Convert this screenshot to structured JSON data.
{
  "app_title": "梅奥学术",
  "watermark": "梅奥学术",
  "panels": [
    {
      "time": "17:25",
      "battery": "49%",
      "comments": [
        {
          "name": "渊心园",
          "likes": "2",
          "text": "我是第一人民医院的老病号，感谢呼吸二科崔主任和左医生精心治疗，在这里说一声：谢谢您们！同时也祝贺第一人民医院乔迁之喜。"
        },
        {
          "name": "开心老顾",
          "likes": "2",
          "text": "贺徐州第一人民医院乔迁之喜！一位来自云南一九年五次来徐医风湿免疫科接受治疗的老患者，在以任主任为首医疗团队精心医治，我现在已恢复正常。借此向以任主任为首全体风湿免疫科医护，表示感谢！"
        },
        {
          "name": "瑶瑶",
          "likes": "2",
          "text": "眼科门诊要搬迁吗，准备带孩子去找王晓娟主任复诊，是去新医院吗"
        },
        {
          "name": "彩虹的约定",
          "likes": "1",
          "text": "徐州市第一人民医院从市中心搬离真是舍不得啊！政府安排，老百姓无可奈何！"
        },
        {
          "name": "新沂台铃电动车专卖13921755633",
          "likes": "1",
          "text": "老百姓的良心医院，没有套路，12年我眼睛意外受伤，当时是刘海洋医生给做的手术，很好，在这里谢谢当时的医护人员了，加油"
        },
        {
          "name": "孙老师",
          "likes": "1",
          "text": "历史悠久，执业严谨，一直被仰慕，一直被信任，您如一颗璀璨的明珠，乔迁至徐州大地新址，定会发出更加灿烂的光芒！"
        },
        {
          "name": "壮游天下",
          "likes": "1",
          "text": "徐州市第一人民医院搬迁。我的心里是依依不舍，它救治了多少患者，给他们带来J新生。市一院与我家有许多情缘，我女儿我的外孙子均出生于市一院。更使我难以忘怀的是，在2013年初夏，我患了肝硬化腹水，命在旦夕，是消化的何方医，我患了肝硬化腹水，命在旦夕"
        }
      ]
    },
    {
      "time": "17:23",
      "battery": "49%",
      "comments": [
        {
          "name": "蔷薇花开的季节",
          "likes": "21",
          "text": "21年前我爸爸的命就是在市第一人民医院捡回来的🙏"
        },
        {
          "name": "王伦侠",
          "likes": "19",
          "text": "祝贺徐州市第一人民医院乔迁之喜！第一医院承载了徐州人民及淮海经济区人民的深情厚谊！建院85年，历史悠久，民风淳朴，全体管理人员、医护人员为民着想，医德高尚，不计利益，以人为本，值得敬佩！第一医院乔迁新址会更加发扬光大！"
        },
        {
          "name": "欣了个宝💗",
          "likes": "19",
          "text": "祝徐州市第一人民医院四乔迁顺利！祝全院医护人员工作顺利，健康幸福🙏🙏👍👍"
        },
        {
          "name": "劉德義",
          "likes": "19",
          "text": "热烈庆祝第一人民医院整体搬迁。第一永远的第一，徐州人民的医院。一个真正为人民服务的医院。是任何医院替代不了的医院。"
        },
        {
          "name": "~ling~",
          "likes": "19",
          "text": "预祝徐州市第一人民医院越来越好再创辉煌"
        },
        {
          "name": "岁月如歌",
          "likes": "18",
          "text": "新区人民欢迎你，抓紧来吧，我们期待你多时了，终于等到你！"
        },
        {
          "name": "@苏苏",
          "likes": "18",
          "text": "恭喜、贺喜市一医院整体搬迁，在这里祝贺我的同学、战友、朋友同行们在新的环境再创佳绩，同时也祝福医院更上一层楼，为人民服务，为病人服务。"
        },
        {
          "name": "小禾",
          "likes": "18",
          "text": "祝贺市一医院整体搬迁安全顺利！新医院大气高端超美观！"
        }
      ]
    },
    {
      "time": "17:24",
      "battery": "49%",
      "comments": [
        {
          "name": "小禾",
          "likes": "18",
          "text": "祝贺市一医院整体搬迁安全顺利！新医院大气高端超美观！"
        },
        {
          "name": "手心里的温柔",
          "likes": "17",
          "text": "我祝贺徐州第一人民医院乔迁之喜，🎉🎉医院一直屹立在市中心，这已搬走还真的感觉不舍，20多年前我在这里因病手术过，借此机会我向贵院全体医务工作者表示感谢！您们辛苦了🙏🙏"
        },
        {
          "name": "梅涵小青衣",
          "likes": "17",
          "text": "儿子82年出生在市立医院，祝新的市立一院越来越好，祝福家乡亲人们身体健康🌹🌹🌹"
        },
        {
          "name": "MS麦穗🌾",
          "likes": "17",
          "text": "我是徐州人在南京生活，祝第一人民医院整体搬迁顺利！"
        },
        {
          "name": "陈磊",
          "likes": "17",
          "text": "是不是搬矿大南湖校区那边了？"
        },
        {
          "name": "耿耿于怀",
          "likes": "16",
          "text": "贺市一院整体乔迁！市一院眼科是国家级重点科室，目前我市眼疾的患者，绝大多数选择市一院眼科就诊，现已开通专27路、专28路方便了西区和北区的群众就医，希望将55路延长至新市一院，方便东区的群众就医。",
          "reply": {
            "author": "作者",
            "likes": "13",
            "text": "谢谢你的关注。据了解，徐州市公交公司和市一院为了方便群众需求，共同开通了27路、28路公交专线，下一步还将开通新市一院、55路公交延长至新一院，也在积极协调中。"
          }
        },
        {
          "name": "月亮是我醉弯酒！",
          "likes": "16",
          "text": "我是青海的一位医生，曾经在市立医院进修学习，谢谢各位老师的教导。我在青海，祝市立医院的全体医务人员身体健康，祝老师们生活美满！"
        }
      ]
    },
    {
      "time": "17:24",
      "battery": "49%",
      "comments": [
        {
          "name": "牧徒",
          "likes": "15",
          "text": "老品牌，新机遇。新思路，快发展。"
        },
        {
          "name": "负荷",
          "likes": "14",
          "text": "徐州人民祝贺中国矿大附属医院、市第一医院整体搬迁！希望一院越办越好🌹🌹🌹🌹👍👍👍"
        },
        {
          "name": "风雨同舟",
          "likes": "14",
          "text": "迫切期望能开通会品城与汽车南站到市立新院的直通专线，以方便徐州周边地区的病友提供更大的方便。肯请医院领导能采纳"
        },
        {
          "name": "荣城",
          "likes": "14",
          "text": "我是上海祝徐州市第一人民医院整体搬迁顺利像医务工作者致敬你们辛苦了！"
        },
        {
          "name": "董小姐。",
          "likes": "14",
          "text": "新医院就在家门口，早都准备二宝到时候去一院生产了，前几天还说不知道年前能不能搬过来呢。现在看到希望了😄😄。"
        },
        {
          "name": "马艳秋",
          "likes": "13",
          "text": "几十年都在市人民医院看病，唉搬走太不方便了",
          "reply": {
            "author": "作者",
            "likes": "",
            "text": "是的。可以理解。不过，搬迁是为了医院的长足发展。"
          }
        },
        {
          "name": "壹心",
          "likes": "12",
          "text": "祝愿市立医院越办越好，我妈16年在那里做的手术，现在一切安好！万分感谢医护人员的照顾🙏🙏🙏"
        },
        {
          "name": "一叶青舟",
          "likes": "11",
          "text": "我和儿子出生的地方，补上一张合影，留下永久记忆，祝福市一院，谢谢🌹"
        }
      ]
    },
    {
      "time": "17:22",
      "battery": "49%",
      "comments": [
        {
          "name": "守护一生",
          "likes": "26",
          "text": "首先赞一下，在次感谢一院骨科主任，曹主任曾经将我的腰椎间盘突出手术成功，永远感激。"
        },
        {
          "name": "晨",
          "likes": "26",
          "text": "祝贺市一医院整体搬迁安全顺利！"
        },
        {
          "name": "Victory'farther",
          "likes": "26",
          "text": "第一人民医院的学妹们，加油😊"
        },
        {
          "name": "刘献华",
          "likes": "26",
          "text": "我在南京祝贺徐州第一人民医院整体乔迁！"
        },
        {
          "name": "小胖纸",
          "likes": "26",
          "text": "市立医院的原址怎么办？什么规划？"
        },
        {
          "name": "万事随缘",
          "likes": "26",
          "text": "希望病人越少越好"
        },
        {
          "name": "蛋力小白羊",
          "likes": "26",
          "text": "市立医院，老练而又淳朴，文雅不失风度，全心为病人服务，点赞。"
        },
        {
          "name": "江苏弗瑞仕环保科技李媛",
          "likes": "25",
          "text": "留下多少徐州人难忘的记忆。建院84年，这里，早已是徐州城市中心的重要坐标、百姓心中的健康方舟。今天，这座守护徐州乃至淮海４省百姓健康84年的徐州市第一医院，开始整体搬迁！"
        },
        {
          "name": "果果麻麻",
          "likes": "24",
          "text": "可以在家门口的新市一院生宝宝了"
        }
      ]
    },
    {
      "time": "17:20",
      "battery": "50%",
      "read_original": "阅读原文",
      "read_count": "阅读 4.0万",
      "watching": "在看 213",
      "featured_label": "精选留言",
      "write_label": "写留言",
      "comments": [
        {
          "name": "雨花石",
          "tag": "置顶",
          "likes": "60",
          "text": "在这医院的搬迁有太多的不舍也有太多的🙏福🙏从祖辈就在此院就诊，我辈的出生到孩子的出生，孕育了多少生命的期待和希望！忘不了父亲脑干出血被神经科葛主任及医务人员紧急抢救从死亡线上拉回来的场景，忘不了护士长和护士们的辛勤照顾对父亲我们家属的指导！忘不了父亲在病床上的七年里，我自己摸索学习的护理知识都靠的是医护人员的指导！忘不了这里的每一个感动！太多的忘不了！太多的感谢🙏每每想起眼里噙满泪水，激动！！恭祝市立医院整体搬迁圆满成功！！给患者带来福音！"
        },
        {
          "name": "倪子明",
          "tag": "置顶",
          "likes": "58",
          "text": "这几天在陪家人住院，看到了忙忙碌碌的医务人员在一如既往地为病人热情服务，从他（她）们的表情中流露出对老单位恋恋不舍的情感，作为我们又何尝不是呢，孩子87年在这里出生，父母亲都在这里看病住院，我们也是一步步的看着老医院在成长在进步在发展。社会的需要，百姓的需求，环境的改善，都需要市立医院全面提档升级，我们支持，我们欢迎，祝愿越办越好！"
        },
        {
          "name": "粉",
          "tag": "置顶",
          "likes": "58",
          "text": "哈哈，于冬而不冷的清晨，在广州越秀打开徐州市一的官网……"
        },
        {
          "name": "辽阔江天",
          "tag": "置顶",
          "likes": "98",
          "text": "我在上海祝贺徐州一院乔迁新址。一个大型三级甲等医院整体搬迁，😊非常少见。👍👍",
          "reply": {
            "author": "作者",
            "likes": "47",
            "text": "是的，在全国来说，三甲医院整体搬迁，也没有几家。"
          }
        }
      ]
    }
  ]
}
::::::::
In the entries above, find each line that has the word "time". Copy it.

      "time": "17:25",
      "time": "17:23",
      "time": "17:24",
      "time": "17:24",
      "time": "17:22",
      "time": "17:20",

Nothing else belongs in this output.